The ultimate goal is the construction of an "absolute return" portfolio, fully recognizing that such a portfolio will lag in a strong bull market, but will result in much smoother returns, a characteristic he feels is critical for retirement accounts.
Founder and moderator of Chicagoland Investors' Group. Monthly Sunday brunch meetings to discuss markets and investing/trading strategies.
I can be reached at email@example.com
TLassen is a 50-something private investor, despite being licensed for securities trading and portfolio management in Canada, has found himself in the Manufacturing environment for the last 30 years. His career has been spent predominantly in the aerospace industry and he is currently responsible for maintaining compliance to AS and ISO standards for a midsized company in Montreal.
His investment methodology is based on the concepts of economic added value. In plain English, investment returns have to be measured against investment costs. He uses fundamental analysis at the company level to identify best of breed companies and combined with the principles of economic added value, selects companies for long term investments.
The subtle point of Warren Buffet's statement, 'it is better to find a great company at a fair value, than a fair company at a great value' is often missed by investors who attempt to find undervalued companies regardless of their financial health. He belongs to the Buy and Hold camp, but has learned over the years to be flexible by taking profits off the table occasionally.
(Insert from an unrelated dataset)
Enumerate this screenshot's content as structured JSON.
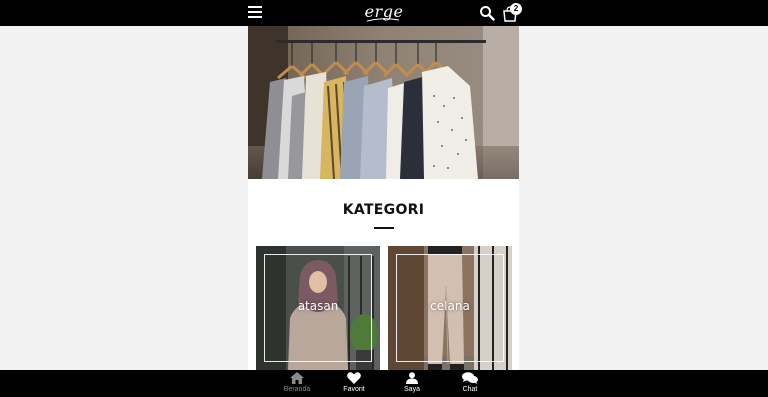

TLassen maintains 2 portfolios whose principal objectives are to generate reliable and consistent income while protecting investment capital through diversification. This income may come from stock or mutual fund dividends, interest from bonds and money market investments. Other forms of positive cash flow may be capital gains from sales of equities or from exchange of foreign currencies.
In other words diversify, diversify, and diversify some more, between and within the asset classes
TLassen's investment strategy is based on diversifying investment capital into three distinct asset classes:
Non-fixed Investment Securities: Dividend paying stocks, mainly aristocrats and achievers. Income yielding ETF's, Index Funds, Closed End Funds, Bond Funds, REIT's, Income Trust Funds, Preferred Shares.
Fixed Income Securities: Real Bonds (not bond funds) Bank Certificates and Treasury Notes
Capital Gains securities: Non-dividend paying stocks or ETF's or index funds, Gold, Commodities, Foreign Currencies.
Investment goal is to increase Investment Capital by 5% annually. Returns are never measured against, or bench-marked to the S&P Index.
Investment returns are measured against the initial investment capital, not market value of securities.